# [Problem to solve]
Once you have read the entries, copy all of them exactly.

Task data Block Start

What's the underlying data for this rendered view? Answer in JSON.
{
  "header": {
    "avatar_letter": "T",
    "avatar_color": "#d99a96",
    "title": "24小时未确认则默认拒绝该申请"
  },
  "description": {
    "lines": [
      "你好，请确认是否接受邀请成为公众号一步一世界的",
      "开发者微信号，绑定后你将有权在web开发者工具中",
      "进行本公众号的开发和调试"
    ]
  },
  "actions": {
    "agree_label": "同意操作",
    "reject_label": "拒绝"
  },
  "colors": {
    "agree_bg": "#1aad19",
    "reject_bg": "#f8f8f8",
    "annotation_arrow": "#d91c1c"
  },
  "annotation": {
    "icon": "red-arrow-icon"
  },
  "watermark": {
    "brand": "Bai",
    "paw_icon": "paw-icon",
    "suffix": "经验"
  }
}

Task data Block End

# [Answer space]
What's the underlying data for this rendered view? Answer in JSON.
{
  "header": {
    "avatar_letter": "T",
    "avatar_color": "#d99a96",
    "title": "24小时未确认则默认拒绝该申请"
  },
  "description": {
    "lines": [
      "你好，请确认是否接受邀请成为公众号一步一世界的",
      "开发者微信号，绑定后你将有权在web开发者工具中",
      "进行本公众号的开发和调试"
    ]
  },
  "actions": {
    "agree_label": "同意操作",
    "reject_label": "拒绝"
  },
  "colors": {
    "agree_bg": "#1aad19",
    "reject_bg": "#f8f8f8",
    "annotation_arrow": "#d91c1c"
  },
  "annotation": {
    "icon": "red-arrow-icon"
  },
  "watermark": {
    "brand": "Bai",
    "paw_icon": "paw-icon",
    "suffix": "经验"
  }
}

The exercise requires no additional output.